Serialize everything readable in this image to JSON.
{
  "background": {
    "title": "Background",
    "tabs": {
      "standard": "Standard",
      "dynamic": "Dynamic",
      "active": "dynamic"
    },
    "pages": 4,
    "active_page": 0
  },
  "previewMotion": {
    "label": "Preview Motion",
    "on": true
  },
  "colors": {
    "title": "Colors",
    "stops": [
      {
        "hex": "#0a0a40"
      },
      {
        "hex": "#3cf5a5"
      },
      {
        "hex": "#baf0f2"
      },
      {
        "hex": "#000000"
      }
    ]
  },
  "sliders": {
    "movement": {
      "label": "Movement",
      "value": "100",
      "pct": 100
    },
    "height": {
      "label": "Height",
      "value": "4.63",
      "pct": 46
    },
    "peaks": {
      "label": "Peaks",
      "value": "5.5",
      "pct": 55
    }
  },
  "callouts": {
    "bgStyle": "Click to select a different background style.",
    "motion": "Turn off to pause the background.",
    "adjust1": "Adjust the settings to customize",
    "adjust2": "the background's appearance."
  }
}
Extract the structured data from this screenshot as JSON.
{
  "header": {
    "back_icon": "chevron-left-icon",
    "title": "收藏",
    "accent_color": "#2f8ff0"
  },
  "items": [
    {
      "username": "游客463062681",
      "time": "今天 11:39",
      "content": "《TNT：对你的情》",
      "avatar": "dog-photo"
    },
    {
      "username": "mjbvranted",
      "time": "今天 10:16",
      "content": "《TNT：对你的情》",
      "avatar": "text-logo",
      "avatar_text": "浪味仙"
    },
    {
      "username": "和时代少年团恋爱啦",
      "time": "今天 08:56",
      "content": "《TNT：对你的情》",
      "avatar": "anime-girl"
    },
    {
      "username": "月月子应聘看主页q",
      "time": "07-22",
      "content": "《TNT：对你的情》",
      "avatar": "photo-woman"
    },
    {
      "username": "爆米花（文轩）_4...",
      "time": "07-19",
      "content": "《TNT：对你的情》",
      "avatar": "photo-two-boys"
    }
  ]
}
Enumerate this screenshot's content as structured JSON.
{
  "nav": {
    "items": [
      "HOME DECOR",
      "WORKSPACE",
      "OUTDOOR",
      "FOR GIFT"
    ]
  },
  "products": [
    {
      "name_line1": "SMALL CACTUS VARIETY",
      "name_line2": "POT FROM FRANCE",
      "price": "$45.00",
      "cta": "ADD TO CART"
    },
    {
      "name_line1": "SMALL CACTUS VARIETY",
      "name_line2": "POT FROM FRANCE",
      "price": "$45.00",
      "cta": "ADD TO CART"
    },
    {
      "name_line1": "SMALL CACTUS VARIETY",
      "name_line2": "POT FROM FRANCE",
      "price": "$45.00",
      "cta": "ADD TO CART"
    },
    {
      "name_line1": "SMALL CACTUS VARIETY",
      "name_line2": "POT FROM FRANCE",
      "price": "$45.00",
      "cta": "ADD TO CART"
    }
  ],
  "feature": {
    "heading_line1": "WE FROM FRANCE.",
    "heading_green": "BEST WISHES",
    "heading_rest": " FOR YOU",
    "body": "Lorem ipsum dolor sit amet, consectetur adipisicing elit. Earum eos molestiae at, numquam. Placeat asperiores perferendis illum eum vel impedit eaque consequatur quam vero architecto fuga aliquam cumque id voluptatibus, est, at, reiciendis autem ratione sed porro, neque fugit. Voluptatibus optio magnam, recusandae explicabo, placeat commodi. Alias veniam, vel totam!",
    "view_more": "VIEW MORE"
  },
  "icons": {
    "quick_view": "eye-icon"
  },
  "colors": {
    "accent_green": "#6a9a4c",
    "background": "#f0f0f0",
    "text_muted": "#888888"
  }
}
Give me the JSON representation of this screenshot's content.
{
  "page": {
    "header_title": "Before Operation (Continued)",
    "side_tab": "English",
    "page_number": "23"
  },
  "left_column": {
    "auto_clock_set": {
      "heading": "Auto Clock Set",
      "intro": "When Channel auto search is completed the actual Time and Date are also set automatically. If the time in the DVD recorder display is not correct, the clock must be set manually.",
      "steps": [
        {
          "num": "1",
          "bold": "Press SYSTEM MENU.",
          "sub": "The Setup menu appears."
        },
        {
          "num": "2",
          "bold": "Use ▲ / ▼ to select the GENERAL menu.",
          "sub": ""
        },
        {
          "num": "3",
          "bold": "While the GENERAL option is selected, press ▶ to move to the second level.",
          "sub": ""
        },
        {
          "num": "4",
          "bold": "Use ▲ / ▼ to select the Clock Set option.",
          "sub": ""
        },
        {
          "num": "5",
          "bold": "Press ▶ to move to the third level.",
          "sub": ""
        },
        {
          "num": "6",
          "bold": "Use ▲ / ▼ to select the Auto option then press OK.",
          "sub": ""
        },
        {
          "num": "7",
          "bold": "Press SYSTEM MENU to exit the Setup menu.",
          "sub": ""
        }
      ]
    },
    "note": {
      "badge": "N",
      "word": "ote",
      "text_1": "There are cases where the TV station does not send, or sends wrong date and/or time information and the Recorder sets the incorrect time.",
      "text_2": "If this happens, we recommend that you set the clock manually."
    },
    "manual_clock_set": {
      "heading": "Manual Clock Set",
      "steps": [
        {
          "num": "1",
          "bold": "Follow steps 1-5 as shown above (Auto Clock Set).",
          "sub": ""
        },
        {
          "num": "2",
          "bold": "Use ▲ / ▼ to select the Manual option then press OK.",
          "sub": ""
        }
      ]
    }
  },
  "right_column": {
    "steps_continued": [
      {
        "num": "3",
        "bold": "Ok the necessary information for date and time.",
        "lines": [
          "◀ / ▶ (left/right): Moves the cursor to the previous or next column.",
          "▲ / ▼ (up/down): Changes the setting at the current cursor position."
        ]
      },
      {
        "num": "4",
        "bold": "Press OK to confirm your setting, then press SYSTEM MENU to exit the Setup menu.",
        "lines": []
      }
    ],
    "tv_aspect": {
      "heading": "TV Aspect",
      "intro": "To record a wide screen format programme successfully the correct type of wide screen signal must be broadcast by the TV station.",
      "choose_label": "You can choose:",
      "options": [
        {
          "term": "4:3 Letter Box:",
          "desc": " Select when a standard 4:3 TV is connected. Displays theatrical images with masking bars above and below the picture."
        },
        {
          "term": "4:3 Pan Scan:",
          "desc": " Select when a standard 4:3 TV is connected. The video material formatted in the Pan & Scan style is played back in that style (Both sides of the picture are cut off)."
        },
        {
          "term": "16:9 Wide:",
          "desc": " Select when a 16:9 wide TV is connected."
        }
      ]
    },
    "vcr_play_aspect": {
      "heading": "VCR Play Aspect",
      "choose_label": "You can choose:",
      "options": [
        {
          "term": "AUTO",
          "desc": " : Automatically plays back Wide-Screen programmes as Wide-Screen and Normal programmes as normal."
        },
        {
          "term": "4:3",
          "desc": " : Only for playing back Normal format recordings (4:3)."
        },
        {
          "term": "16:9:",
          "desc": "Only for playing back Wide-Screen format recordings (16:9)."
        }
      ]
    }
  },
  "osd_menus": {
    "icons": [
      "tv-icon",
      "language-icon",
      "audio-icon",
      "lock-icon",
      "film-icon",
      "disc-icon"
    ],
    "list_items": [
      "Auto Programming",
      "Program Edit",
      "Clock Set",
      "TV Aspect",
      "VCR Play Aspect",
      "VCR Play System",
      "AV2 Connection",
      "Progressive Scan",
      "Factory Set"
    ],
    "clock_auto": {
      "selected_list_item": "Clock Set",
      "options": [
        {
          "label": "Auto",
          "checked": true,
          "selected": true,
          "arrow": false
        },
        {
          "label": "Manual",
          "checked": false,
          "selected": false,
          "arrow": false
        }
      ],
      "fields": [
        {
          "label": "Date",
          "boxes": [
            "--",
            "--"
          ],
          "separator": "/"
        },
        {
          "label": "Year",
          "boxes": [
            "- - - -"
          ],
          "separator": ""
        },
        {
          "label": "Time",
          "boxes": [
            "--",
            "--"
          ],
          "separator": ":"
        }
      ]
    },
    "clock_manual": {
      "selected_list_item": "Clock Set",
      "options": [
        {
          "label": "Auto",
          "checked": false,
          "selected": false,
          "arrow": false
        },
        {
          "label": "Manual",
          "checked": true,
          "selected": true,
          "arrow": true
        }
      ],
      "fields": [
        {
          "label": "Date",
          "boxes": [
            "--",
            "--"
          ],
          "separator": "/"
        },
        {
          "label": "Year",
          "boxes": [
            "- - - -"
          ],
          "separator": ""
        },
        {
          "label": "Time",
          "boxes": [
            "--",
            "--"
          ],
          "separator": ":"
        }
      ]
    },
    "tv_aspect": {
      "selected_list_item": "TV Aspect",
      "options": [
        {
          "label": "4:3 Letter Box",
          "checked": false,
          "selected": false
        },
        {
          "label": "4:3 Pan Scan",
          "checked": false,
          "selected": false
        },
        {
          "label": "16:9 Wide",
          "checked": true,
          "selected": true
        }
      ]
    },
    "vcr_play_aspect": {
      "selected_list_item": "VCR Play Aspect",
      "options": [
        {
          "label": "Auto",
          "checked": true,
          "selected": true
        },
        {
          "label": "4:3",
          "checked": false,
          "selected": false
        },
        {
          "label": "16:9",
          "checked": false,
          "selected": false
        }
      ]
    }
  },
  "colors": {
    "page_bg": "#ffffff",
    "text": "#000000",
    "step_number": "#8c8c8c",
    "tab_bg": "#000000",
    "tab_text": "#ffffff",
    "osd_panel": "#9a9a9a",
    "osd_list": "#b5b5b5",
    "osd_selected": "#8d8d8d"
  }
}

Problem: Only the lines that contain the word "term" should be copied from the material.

Task response:
          "term": "4:3 Letter Box:",
          "term": "4:3 Pan Scan:",
          "term": "16:9 Wide:",
          "term": "AUTO",
          "term": "4:3",
          "term": "16:9:",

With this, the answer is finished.